# STUDY MATERIAL:
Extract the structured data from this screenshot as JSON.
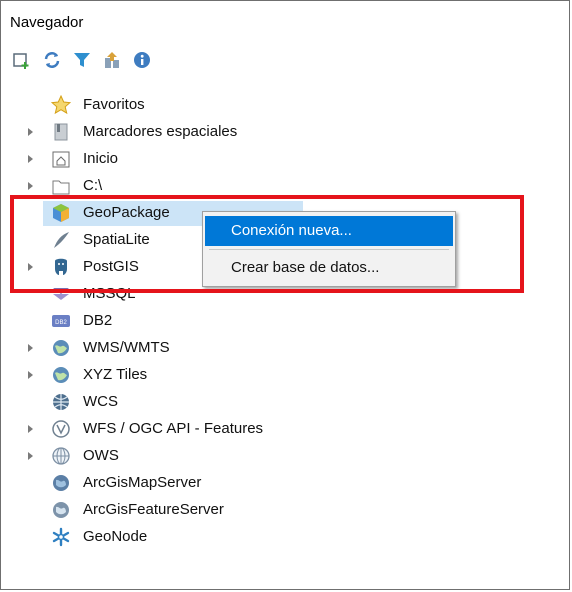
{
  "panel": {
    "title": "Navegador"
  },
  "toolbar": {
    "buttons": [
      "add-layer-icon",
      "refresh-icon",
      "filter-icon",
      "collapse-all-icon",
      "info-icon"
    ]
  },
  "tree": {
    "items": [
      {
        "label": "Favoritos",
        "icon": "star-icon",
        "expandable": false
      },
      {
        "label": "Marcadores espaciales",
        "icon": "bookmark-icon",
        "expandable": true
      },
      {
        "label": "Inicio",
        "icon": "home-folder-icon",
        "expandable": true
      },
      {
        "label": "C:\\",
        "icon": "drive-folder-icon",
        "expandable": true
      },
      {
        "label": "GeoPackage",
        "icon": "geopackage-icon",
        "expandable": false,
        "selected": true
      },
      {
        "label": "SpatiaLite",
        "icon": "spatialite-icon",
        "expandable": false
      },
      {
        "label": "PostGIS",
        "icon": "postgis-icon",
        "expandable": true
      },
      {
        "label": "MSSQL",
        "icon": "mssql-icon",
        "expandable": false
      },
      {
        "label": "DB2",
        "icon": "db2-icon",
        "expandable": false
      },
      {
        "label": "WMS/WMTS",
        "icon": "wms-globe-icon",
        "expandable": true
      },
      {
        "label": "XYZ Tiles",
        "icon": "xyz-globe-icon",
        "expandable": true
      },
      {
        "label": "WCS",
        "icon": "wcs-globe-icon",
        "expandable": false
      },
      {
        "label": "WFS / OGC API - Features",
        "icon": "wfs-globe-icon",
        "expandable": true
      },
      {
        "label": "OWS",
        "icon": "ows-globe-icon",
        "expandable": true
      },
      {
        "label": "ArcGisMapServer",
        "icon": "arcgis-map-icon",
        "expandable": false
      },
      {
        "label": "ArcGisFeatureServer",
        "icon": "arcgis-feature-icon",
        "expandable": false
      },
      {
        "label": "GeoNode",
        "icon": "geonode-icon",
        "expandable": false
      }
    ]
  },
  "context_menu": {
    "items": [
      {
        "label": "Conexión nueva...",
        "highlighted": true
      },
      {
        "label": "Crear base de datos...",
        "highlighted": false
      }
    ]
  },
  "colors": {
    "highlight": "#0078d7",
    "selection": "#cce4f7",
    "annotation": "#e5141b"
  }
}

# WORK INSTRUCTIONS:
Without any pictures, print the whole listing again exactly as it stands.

# RESULT:
Extract the structured data from this screenshot as JSON.
{
  "panel": {
    "title": "Navegador"
  },
  "toolbar": {
    "buttons": [
      "add-layer-icon",
      "refresh-icon",
      "filter-icon",
      "collapse-all-icon",
      "info-icon"
    ]
  },
  "tree": {
    "items": [
      {
        "label": "Favoritos",
        "icon": "star-icon",
        "expandable": false
      },
      {
        "label": "Marcadores espaciales",
        "icon": "bookmark-icon",
        "expandable": true
      },
      {
        "label": "Inicio",
        "icon": "home-folder-icon",
        "expandable": true
      },
      {
        "label": "C:\\",
        "icon": "drive-folder-icon",
        "expandable": true
      },
      {
        "label": "GeoPackage",
        "icon": "geopackage-icon",
        "expandable": false,
        "selected": true
      },
      {
        "label": "SpatiaLite",
        "icon": "spatialite-icon",
        "expandable": false
      },
      {
        "label": "PostGIS",
        "icon": "postgis-icon",
        "expandable": true
      },
      {
        "label": "MSSQL",
        "icon": "mssql-icon",
        "expandable": false
      },
      {
        "label": "DB2",
        "icon": "db2-icon",
        "expandable": false
      },
      {
        "label": "WMS/WMTS",
        "icon": "wms-globe-icon",
        "expandable": true
      },
      {
        "label": "XYZ Tiles",
        "icon": "xyz-globe-icon",
        "expandable": true
      },
      {
        "label": "WCS",
        "icon": "wcs-globe-icon",
        "expandable": false
      },
      {
        "label": "WFS / OGC API - Features",
        "icon": "wfs-globe-icon",
        "expandable": true
      },
      {
        "label": "OWS",
        "icon": "ows-globe-icon",
        "expandable": true
      },
      {
        "label": "ArcGisMapServer",
        "icon": "arcgis-map-icon",
        "expandable": false
      },
      {
        "label": "ArcGisFeatureServer",
        "icon": "arcgis-feature-icon",
        "expandable": false
      },
      {
        "label": "GeoNode",
        "icon": "geonode-icon",
        "expandable": false
      }
    ]
  },
  "context_menu": {
    "items": [
      {
        "label": "Conexión nueva...",
        "highlighted": true
      },
      {
        "label": "Crear base de datos...",
        "highlighted": false
      }
    ]
  },
  "colors": {
    "highlight": "#0078d7",
    "selection": "#cce4f7",
    "annotation": "#e5141b"
  }
}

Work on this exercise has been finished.